In the run-up to oral argument in Friedrichs v. California Teachers Association, OnLabor will be reviewing some of the significant amicus briefs that have been filed in the case.
The AFT and AAUP also filed an amici brief for the Friedrichs respondents on Friday. In contrast to the AFL-CIO and AFSCME, the AFT and AAUP focus more so on the practical implications of overruling Abood than on Abood‘s doctrinal footing.
First, the amici direct the Court’s attention to the fact that fair share fees “fund a wide range of . . . activities that promote the state’s compelling interest in providing students a high quality education and directly benefit nonmembers like petitioners”:
For example, fair share fees are used to help implement educational reforms as part of the collective bargaining process. Unions spend substantial resources working with local administrators to flesh out and operationalize reforms mandated by federal or state law, or developed by local school districts. In doing so, unions bring their members’ informed insights to the project and promote educator buy-in. Fair share fees also help support union-provided training to implement the reforms, for example, by training union representatives and members who participate in new teacher mentoring and evaluation programs.
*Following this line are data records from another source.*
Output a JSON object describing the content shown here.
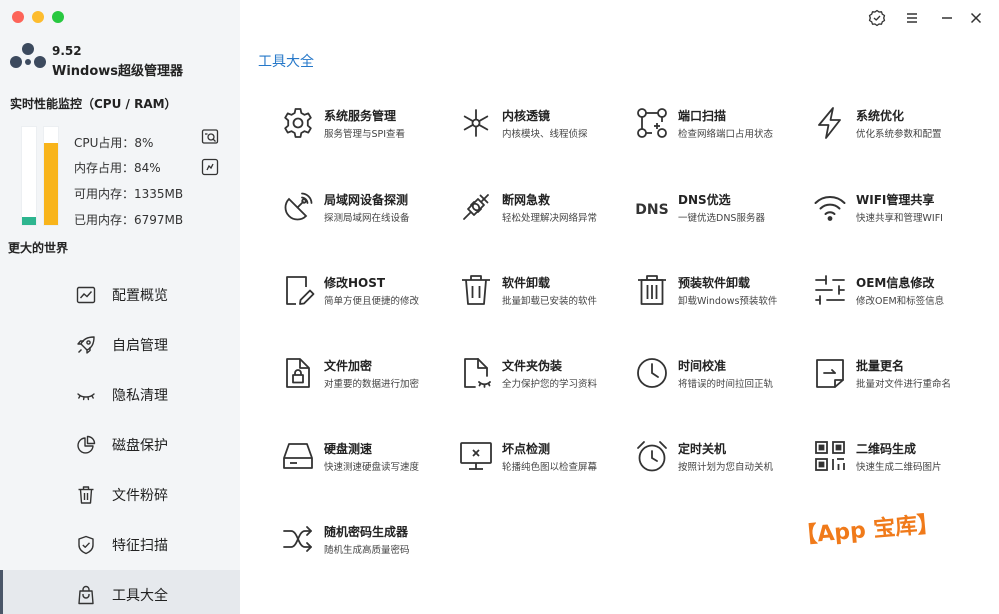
{
  "app": {
    "version": "9.52",
    "name": "Windows超级管理器",
    "slogan": "更大的世界"
  },
  "monitor": {
    "title": "实时性能监控（CPU / RAM）",
    "cpu_percent": 8,
    "mem_percent": 84,
    "stats": [
      "CPU占用：8%",
      "内存占用：84%",
      "可用内存：1335MB",
      "已用内存：6797MB"
    ],
    "colors": {
      "cpu": "#2db58f",
      "mem": "#f8b41b"
    }
  },
  "nav": [
    {
      "label": "配置概览",
      "icon": "chart-line-icon"
    },
    {
      "label": "自启管理",
      "icon": "rocket-icon"
    },
    {
      "label": "隐私清理",
      "icon": "eye-closed-icon"
    },
    {
      "label": "磁盘保护",
      "icon": "pie-chart-icon"
    },
    {
      "label": "文件粉碎",
      "icon": "trash-icon"
    },
    {
      "label": "特征扫描",
      "icon": "shield-check-icon"
    },
    {
      "label": "工具大全",
      "icon": "bag-icon",
      "active": true
    }
  ],
  "main": {
    "title": "工具大全",
    "accent": "#2678c9",
    "tools": [
      {
        "title": "系统服务管理",
        "desc": "服务管理与SPI查看",
        "icon": "gear-icon"
      },
      {
        "title": "内核透镜",
        "desc": "内核模块、线程侦探",
        "icon": "nodes-icon"
      },
      {
        "title": "端口扫描",
        "desc": "检查网络端口占用状态",
        "icon": "port-scan-icon"
      },
      {
        "title": "系统优化",
        "desc": "优化系统参数和配置",
        "icon": "lightning-icon"
      },
      {
        "title": "局域网设备探测",
        "desc": "探测局域网在线设备",
        "icon": "satellite-dish-icon"
      },
      {
        "title": "断网急救",
        "desc": "轻松处理解决网络异常",
        "icon": "plug-icon"
      },
      {
        "title": "DNS优选",
        "desc": "一键优选DNS服务器",
        "icon": "dns-icon",
        "icon_text": "DNS"
      },
      {
        "title": "WIFI管理共享",
        "desc": "快速共享和管理WIFI",
        "icon": "wifi-icon"
      },
      {
        "title": "修改HOST",
        "desc": "简单方便且便捷的修改",
        "icon": "file-edit-icon"
      },
      {
        "title": "软件卸载",
        "desc": "批量卸载已安装的软件",
        "icon": "trash-icon"
      },
      {
        "title": "预装软件卸载",
        "desc": "卸载Windows预装软件",
        "icon": "trash-box-icon"
      },
      {
        "title": "OEM信息修改",
        "desc": "修改OEM和标签信息",
        "icon": "sliders-icon"
      },
      {
        "title": "文件加密",
        "desc": "对重要的数据进行加密",
        "icon": "file-lock-icon"
      },
      {
        "title": "文件夹伪装",
        "desc": "全力保护您的学习资料",
        "icon": "file-disguise-icon"
      },
      {
        "title": "时间校准",
        "desc": "将错误的时间拉回正轨",
        "icon": "clock-icon"
      },
      {
        "title": "批量更名",
        "desc": "批量对文件进行重命名",
        "icon": "rename-icon"
      },
      {
        "title": "硬盘测速",
        "desc": "快速测速硬盘读写速度",
        "icon": "hard-drive-icon"
      },
      {
        "title": "坏点检测",
        "desc": "轮播纯色图以检查屏幕",
        "icon": "monitor-icon"
      },
      {
        "title": "定时关机",
        "desc": "按照计划为您自动关机",
        "icon": "alarm-clock-icon"
      },
      {
        "title": "二维码生成",
        "desc": "快速生成二维码图片",
        "icon": "qrcode-icon"
      },
      {
        "title": "随机密码生成器",
        "desc": "随机生成高质量密码",
        "icon": "shuffle-icon"
      }
    ]
  },
  "watermark": "【App 宝库】"
}
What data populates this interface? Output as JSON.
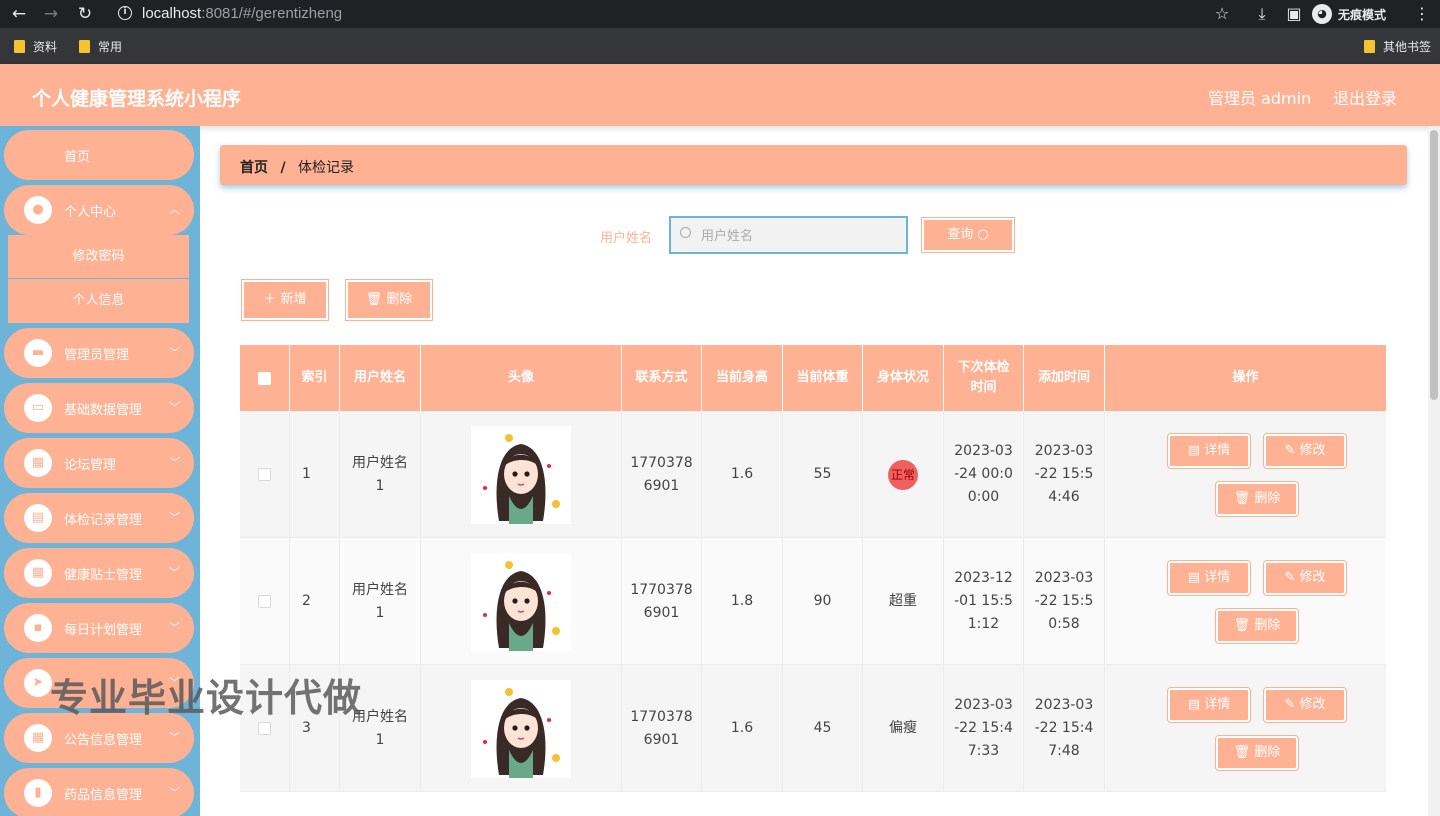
{
  "browser": {
    "url_host": "localhost",
    "url_rest": ":8081/#/gerentizheng",
    "incognito_label": "无痕模式",
    "bookmarks": [
      "资料",
      "常用"
    ],
    "other_bookmarks": "其他书签"
  },
  "header": {
    "title": "个人健康管理系统小程序",
    "user": "管理员 admin",
    "logout": "退出登录"
  },
  "sidebar": {
    "home": "首页",
    "items": [
      {
        "label": "个人中心",
        "icon": "user-icon"
      },
      {
        "label": "管理员管理",
        "icon": "ticket-icon"
      },
      {
        "label": "基础数据管理",
        "icon": "monitor-icon"
      },
      {
        "label": "论坛管理",
        "icon": "grid-icon"
      },
      {
        "label": "体检记录管理",
        "icon": "chart-icon"
      },
      {
        "label": "健康贴士管理",
        "icon": "grid-icon"
      },
      {
        "label": "每日计划管理",
        "icon": "message-icon"
      },
      {
        "label": "",
        "icon": "send-icon"
      },
      {
        "label": "公告信息管理",
        "icon": "grid-icon"
      },
      {
        "label": "药品信息管理",
        "icon": "clipboard-icon"
      }
    ],
    "submenu": [
      "修改密码",
      "个人信息"
    ]
  },
  "breadcrumb": {
    "home": "首页",
    "sep": "/",
    "current": "体检记录"
  },
  "search": {
    "label": "用户姓名",
    "placeholder": "用户姓名",
    "button": "查询"
  },
  "toolbar": {
    "add": "新增",
    "delete": "删除"
  },
  "table": {
    "headers": [
      "索引",
      "用户姓名",
      "头像",
      "联系方式",
      "当前身高",
      "当前体重",
      "身体状况",
      "下次体检时间",
      "添加时间",
      "操作"
    ],
    "rows": [
      {
        "index": "1",
        "name": "用户姓名1",
        "phone": "17703786901",
        "height": "1.6",
        "weight": "55",
        "status": "正常",
        "next": "2023-03-24 00:00:00",
        "added": "2023-03-22 15:54:46"
      },
      {
        "index": "2",
        "name": "用户姓名1",
        "phone": "17703786901",
        "height": "1.8",
        "weight": "90",
        "status": "超重",
        "next": "2023-12-01 15:51:12",
        "added": "2023-03-22 15:50:58"
      },
      {
        "index": "3",
        "name": "用户姓名1",
        "phone": "17703786901",
        "height": "1.6",
        "weight": "45",
        "status": "偏瘦",
        "next": "2023-03-22 15:47:33",
        "added": "2023-03-22 15:47:48"
      }
    ],
    "actions": {
      "detail": "详情",
      "edit": "修改",
      "delete": "删除"
    }
  },
  "watermark": "专业毕业设计代做",
  "colors": {
    "primary": "#ffb194",
    "sidebar": "#6db4d8"
  }
}
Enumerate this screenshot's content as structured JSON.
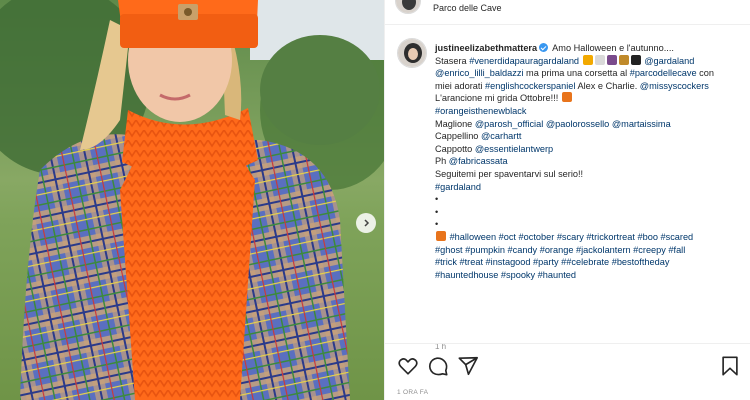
{
  "header": {
    "location": "Parco delle Cave"
  },
  "caption": {
    "username": "justineelizabethmattera",
    "lines": [
      {
        "parts": [
          {
            "t": " Amo Halloween e l'autunno....",
            "c": ""
          }
        ]
      },
      {
        "parts": [
          {
            "t": "Stasera ",
            "c": ""
          },
          {
            "t": "#venerdidapauragardaland",
            "c": "link"
          },
          {
            "t": " ",
            "c": ""
          },
          {
            "e": "#f2a900"
          },
          {
            "e": "#d9d9d9"
          },
          {
            "e": "#7a4b8c"
          },
          {
            "e": "#c08a2a"
          },
          {
            "e": "#222222"
          },
          {
            "t": " ",
            "c": ""
          },
          {
            "t": "@gardaland",
            "c": "link"
          }
        ]
      },
      {
        "parts": [
          {
            "t": "@enrico_lilli_baldazzi",
            "c": "link"
          },
          {
            "t": " ma prima una corsetta al ",
            "c": ""
          },
          {
            "t": "#parcodellecave",
            "c": "link"
          },
          {
            "t": " con",
            "c": ""
          }
        ]
      },
      {
        "parts": [
          {
            "t": "miei adorati ",
            "c": ""
          },
          {
            "t": "#englishcockerspaniel",
            "c": "link"
          },
          {
            "t": " Alex e Charlie. ",
            "c": ""
          },
          {
            "t": "@missyscockers",
            "c": "link"
          }
        ]
      },
      {
        "parts": [
          {
            "t": "L'arancione mi grida Ottobre!!! ",
            "c": ""
          },
          {
            "e": "#e8741c"
          }
        ]
      },
      {
        "parts": [
          {
            "t": "#orangeisthenewblack",
            "c": "link"
          }
        ]
      },
      {
        "parts": [
          {
            "t": "Maglione ",
            "c": ""
          },
          {
            "t": "@parosh_official",
            "c": "link"
          },
          {
            "t": " ",
            "c": ""
          },
          {
            "t": "@paolorossello",
            "c": "link"
          },
          {
            "t": " ",
            "c": ""
          },
          {
            "t": "@martaissima",
            "c": "link"
          }
        ]
      },
      {
        "parts": [
          {
            "t": "Cappellino ",
            "c": ""
          },
          {
            "t": "@carhartt",
            "c": "link"
          }
        ]
      },
      {
        "parts": [
          {
            "t": "Cappotto ",
            "c": ""
          },
          {
            "t": "@essentielantwerp",
            "c": "link"
          }
        ]
      },
      {
        "parts": [
          {
            "t": "Ph ",
            "c": ""
          },
          {
            "t": "@fabricassata",
            "c": "link"
          }
        ]
      },
      {
        "parts": [
          {
            "t": "Seguitemi per spaventarvi sul serio!!",
            "c": ""
          }
        ]
      },
      {
        "parts": [
          {
            "t": "#gardaland",
            "c": "link"
          }
        ]
      },
      {
        "parts": [
          {
            "t": "•",
            "c": ""
          }
        ]
      },
      {
        "parts": [
          {
            "t": "•",
            "c": ""
          }
        ]
      },
      {
        "parts": [
          {
            "t": "•",
            "c": ""
          }
        ]
      },
      {
        "parts": [
          {
            "e": "#e8741c"
          },
          {
            "t": " ",
            "c": ""
          },
          {
            "t": "#halloween #oct #october #scary #trickortreat #boo #scared",
            "c": "link"
          }
        ]
      },
      {
        "parts": [
          {
            "t": "#ghost #pumpkin #candy #orange #jackolantern #creepy #fall",
            "c": "link"
          }
        ]
      },
      {
        "parts": [
          {
            "t": "#trick #treat #instagood #party ##celebrate #bestoftheday",
            "c": "link"
          }
        ]
      },
      {
        "parts": [
          {
            "t": "#hauntedhouse #spooky #haunted",
            "c": "link"
          }
        ]
      }
    ],
    "time": "1 h"
  },
  "actions": {
    "like_icon": "heart-icon",
    "comment_icon": "comment-icon",
    "share_icon": "share-icon",
    "save_icon": "bookmark-icon"
  },
  "date": "1 ORA FA",
  "colors": {
    "link": "#00376b",
    "verified": "#3897f0",
    "muted": "#8e8e8e"
  }
}
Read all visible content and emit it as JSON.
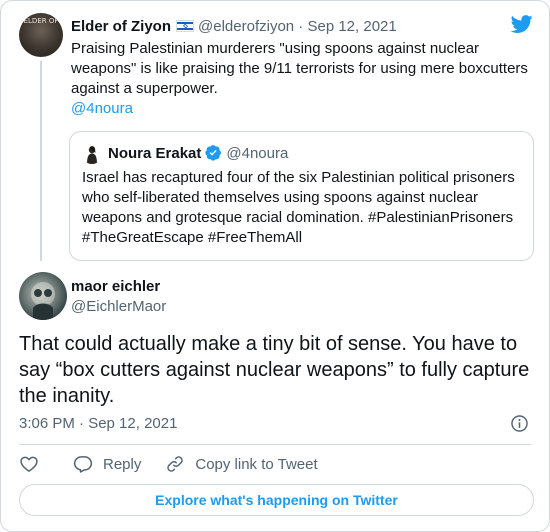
{
  "parent_tweet": {
    "author_name": "Elder of Ziyon",
    "avatar_text": "ELDER OF",
    "handle": "@elderofziyon",
    "separator": "·",
    "date": "Sep 12, 2021",
    "text": "Praising Palestinian murderers \"using spoons against nuclear weapons\" is like praising the 9/11 terrorists for using mere boxcutters against a superpower.",
    "mention": "@4noura"
  },
  "quoted_tweet": {
    "author_name": "Noura Erakat",
    "handle": "@4noura",
    "text": "Israel has recaptured four of the six Palestinian political prisoners who self-liberated themselves using spoons against nuclear weapons and grotesque racial domination. #PalestinianPrisoners #TheGreatEscape #FreeThemAll"
  },
  "main_tweet": {
    "author_name": "maor eichler",
    "handle": "@EichlerMaor",
    "text": "That could actually make a tiny bit of sense. You have to say “box cutters against nuclear weapons” to fully capture the inanity.",
    "timestamp": "3:06 PM · Sep 12, 2021"
  },
  "actions": {
    "reply_label": "Reply",
    "copy_link_label": "Copy link to Tweet"
  },
  "explore_label": "Explore what's happening on Twitter",
  "colors": {
    "accent": "#1d9bf0",
    "text": "#0f1419",
    "muted": "#536471",
    "border": "#cfd9de"
  }
}
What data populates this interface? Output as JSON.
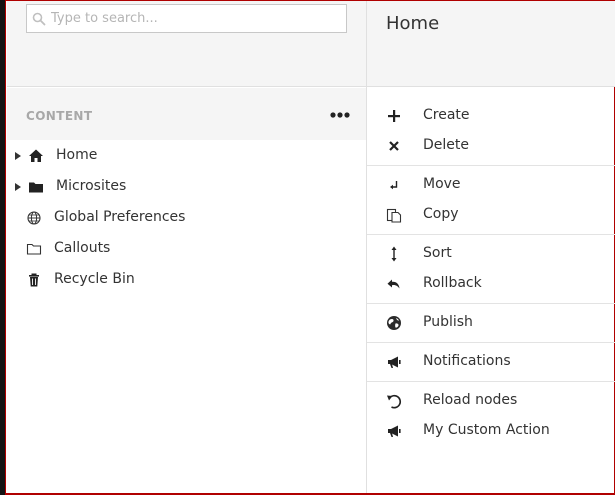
{
  "search": {
    "placeholder": "Type to search..."
  },
  "content_panel": {
    "title": "CONTENT",
    "more_icon": "ellipsis-icon",
    "tree": [
      {
        "label": "Home",
        "icon": "house-icon",
        "expandable": true
      },
      {
        "label": "Microsites",
        "icon": "folder-icon",
        "expandable": true
      },
      {
        "label": "Global Preferences",
        "icon": "globe-icon",
        "expandable": false
      },
      {
        "label": "Callouts",
        "icon": "folder-outline-icon",
        "expandable": false
      },
      {
        "label": "Recycle Bin",
        "icon": "trash-icon",
        "expandable": false
      }
    ]
  },
  "actions_panel": {
    "title": "Home",
    "actions": [
      {
        "label": "Create",
        "icon": "plus-icon"
      },
      {
        "label": "Delete",
        "icon": "close-icon"
      },
      {
        "label": "Move",
        "icon": "move-arrow-icon"
      },
      {
        "label": "Copy",
        "icon": "copy-icon"
      },
      {
        "label": "Sort",
        "icon": "sort-arrows-icon"
      },
      {
        "label": "Rollback",
        "icon": "undo-icon"
      },
      {
        "label": "Publish",
        "icon": "globe-icon"
      },
      {
        "label": "Notifications",
        "icon": "megaphone-icon"
      },
      {
        "label": "Reload nodes",
        "icon": "reload-icon"
      },
      {
        "label": "My Custom Action",
        "icon": "megaphone-icon"
      }
    ]
  },
  "colors": {
    "panel_header_bg": "#f5f5f5",
    "muted_text": "#a8a8a8",
    "text": "#333333",
    "frame_red": "#b00000"
  }
}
And unions, using fair share fees, also play a central role in ensuring proper implementation of such reforms on an ongoing basis, both in bargaining and through the grievance process.
Fair share fees also support union participation on school health and safety committees that identify school hazards (from leaking roofs to asbestos), design and implement programs to improve students’ health (such as training school employees in CPR or how to respond to asthma attacks), and help plan for emergencies (such as natural disasters or incidents of school violence).
Thus, “[w]hile nonmembers like petitioners may not always agree with their union, they cannot claim that they disagree with everything their union does or says, or deny that they benefit substantially from union activities that improve school safety and other working conditions, as well as the bargaining and grievance services unions are compelled by law to provide them.”
Nevertheless, were the Court to overrule Abood — and thereby create what amounts to “a constitutional right to a free ride” — such a result would be highly “disruptive to state educational systems.” Not only would unions “have fewer resources to devote” to the causes described above, but also states may experience an “unraveling of the careful balance of interests struck by the exclusive bargaining systems” that “many states have deemed essential to maintaining labor peace and promoting effective school management.” This is because unions are presently required “to represent the interests of nonmembers in bargaining and grievances — a mandate that comes with its own serious First Amendment costs.” Yet this requirement “becomes dramatically less defensible if nonmembers cannot be compelled to pay their fair share,” which may lead states “to reconsider laws imposing that obligation” upon unions.
The unions also attack petitioners’ strategy of bringing an “astonishingly broad facial challenge” without developing a record in the lower courts as facially defective in its own right:
This Court has repeatedly analyzed constitutional challenges to the assessment of fees on a category-by-category basis, weighing the competing constitutional and governmental interests implicated by particular types of expenditures. Having forgone this restrained approach, petitioners’ all-or-nothing claim can be accepted only if they can show that the First Amendment interest affected by every use to which fair share fees are put will always outweigh any conceivable countervailing state interest. This they have not attempted, and cannot do, particularly in the absence of any record establishing the full range of uses to which fair share fees are put.
And given the context in which the case was brought, the unions call upon the Court to exercise judicial restraint:
Departing from the Court’s traditional restrained approach would be particularly regrettable in such a politically charged case, where it is all too easy for the public to perceive the Court’s willingness to rule broadly, and in the absence of a record, as proof that its decision is in furtherance of a broader policy agenda that is premised on individual Justices’ world views.
Finally, even if the Court were to entertain petitioners’ facial challenge, the unions ask the Justices to “hold petitioners to their strategic decision not to challenge the underlying system of exclusive representation”:
The Court should preclude petitioners from relying on any burden to their First Amendment interests that is inherent in the exclusive bargaining system they have elected not to challenge. Their failure to even attempt that disaggregation is yet another reason to reject petitioners’ broad claims in this case.
The full AFT/AAUP brief is available here.